HOW TO COMPLETE THIS TASK:
The lines to copy are those in the listing that hold the word "JSON".

RECORDS SHOWN:
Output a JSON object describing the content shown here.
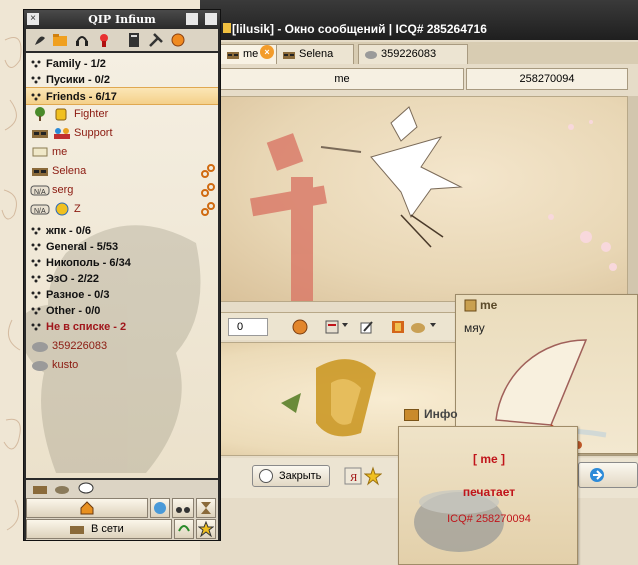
{
  "chat": {
    "title": "[lilusik] - Окно сообщений | ICQ# 285264716",
    "tabs": [
      {
        "label": "me"
      },
      {
        "label": "Selena"
      },
      {
        "label": "359226083"
      }
    ],
    "fields": {
      "nick": "me",
      "uin": "258270094"
    },
    "toolbar_counter": "0",
    "close_label": "Закрыть"
  },
  "popup_message": {
    "sender": "me",
    "text": "мяу"
  },
  "popup_info": {
    "header": "Инфо",
    "name": "[ me ]",
    "status": "печатает",
    "icq": "ICQ# 258270094"
  },
  "qip": {
    "title": "QIP Infium",
    "groups": [
      {
        "label": "Family - 1/2"
      },
      {
        "label": "Пусики - 0/2"
      },
      {
        "label": "Friends - 6/17"
      },
      {
        "label": "жпк - 0/6"
      },
      {
        "label": "General - 5/53"
      },
      {
        "label": "Никополь - 6/34"
      },
      {
        "label": "ЭзО - 2/22"
      },
      {
        "label": "Разное - 0/3"
      },
      {
        "label": "Other - 0/0"
      },
      {
        "label": "Не в списке - 2"
      }
    ],
    "contacts": [
      {
        "label": "Fighter"
      },
      {
        "label": "Support"
      },
      {
        "label": "me"
      },
      {
        "label": "Selena"
      },
      {
        "label": "serg"
      },
      {
        "label": "Z"
      },
      {
        "label": "359226083"
      },
      {
        "label": "kusto"
      }
    ],
    "status_label": "В сети"
  },
  "colors": {
    "accent_red": "#c0141a",
    "contact_red": "#8b1a10",
    "highlight": "#f4d08a",
    "titlebar": "#2c2c2c"
  }
}
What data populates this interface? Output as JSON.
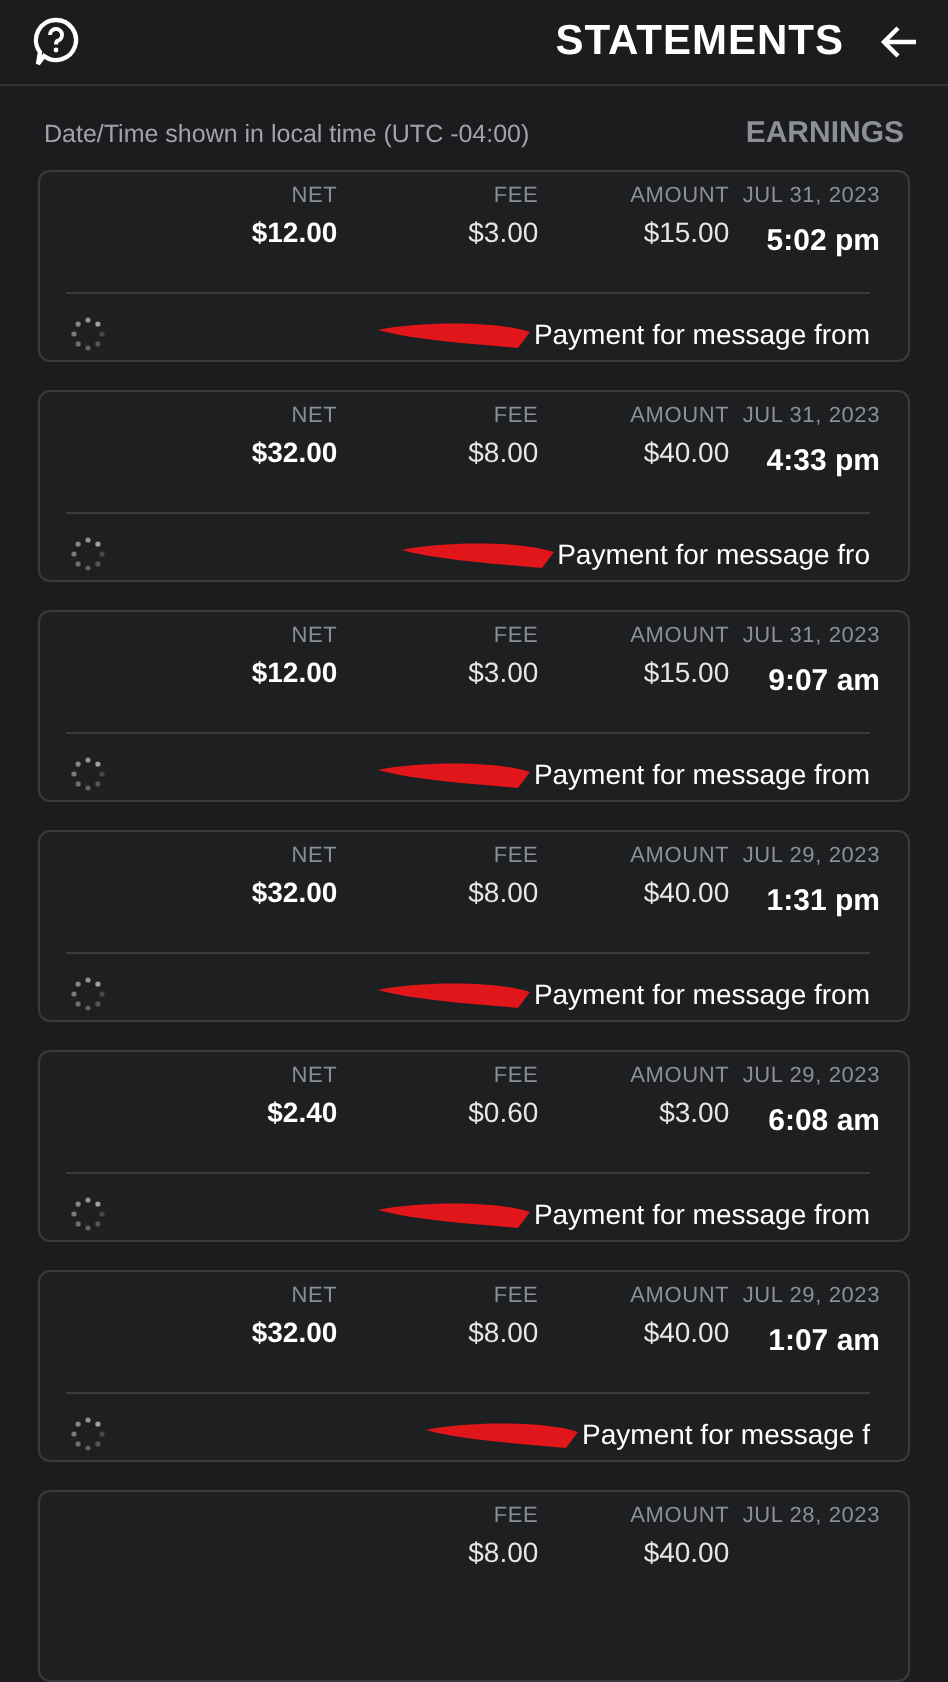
{
  "header": {
    "title": "STATEMENTS"
  },
  "section": {
    "title": "EARNINGS",
    "note": "Date/Time shown in local time (UTC -04:00)"
  },
  "entries": [
    {
      "date": "JUL 31, 2023",
      "time": "5:02 pm",
      "amount_label": "AMOUNT",
      "amount": "$15.00",
      "fee_label": "FEE",
      "fee": "$3.00",
      "net_label": "NET",
      "net": "$12.00",
      "description": "Payment for message from"
    },
    {
      "date": "JUL 31, 2023",
      "time": "4:33 pm",
      "amount_label": "AMOUNT",
      "amount": "$40.00",
      "fee_label": "FEE",
      "fee": "$8.00",
      "net_label": "NET",
      "net": "$32.00",
      "description": "Payment for message fro"
    },
    {
      "date": "JUL 31, 2023",
      "time": "9:07 am",
      "amount_label": "AMOUNT",
      "amount": "$15.00",
      "fee_label": "FEE",
      "fee": "$3.00",
      "net_label": "NET",
      "net": "$12.00",
      "description": "Payment for message from"
    },
    {
      "date": "JUL 29, 2023",
      "time": "1:31 pm",
      "amount_label": "AMOUNT",
      "amount": "$40.00",
      "fee_label": "FEE",
      "fee": "$8.00",
      "net_label": "NET",
      "net": "$32.00",
      "description": "Payment for message from"
    },
    {
      "date": "JUL 29, 2023",
      "time": "6:08 am",
      "amount_label": "AMOUNT",
      "amount": "$3.00",
      "fee_label": "FEE",
      "fee": "$0.60",
      "net_label": "NET",
      "net": "$2.40",
      "description": "Payment for message from"
    },
    {
      "date": "JUL 29, 2023",
      "time": "1:07 am",
      "amount_label": "AMOUNT",
      "amount": "$40.00",
      "fee_label": "FEE",
      "fee": "$8.00",
      "net_label": "NET",
      "net": "$32.00",
      "description": "Payment for message f"
    }
  ],
  "partial_entry": {
    "date": "JUL 28, 2023",
    "amount_label": "AMOUNT",
    "fee_label": "FEE",
    "amount": "$40.00",
    "fee": "$8.00"
  }
}
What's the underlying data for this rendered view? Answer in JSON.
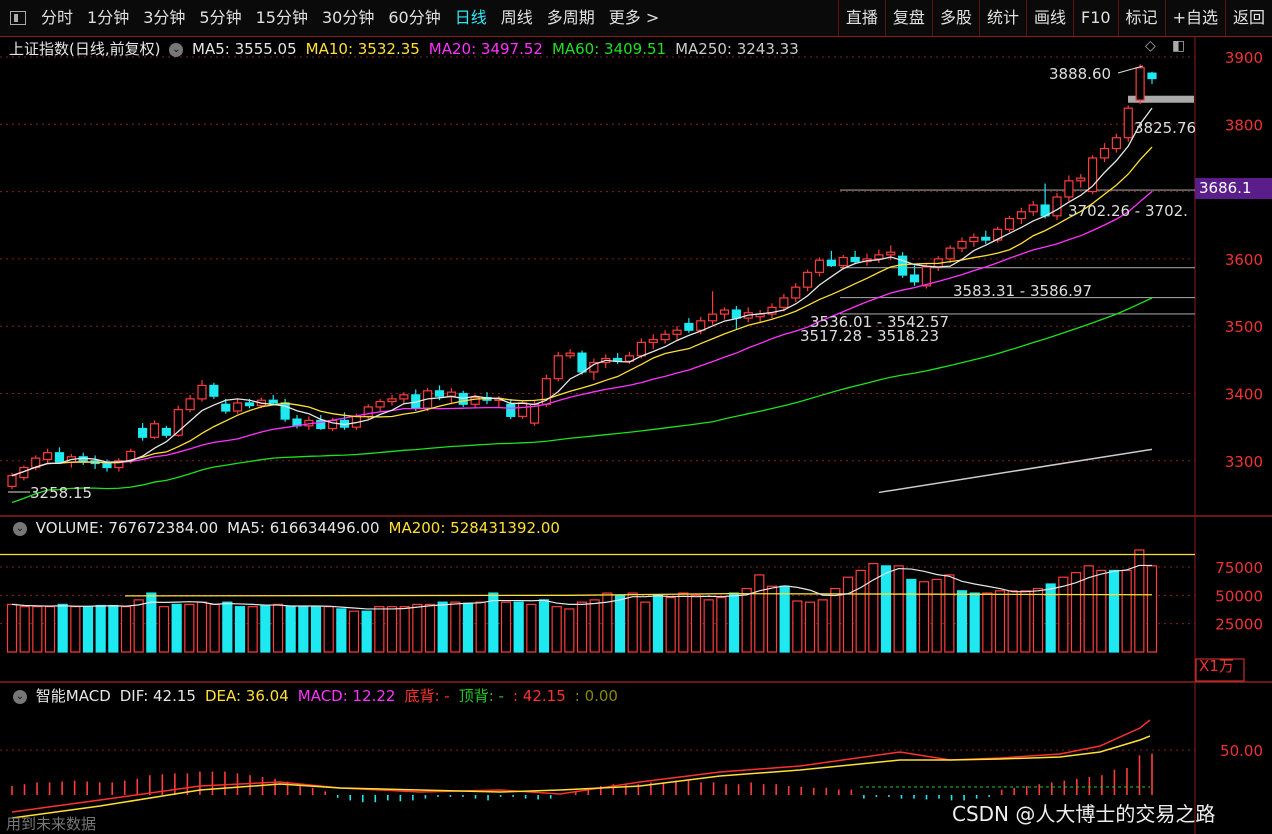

EXERCISE ANSWER:
Output a JSON object describing the content shown here.
What data populates this interface? Output as JSON.
What's the underlying data for this rendered view? Answer in JSON.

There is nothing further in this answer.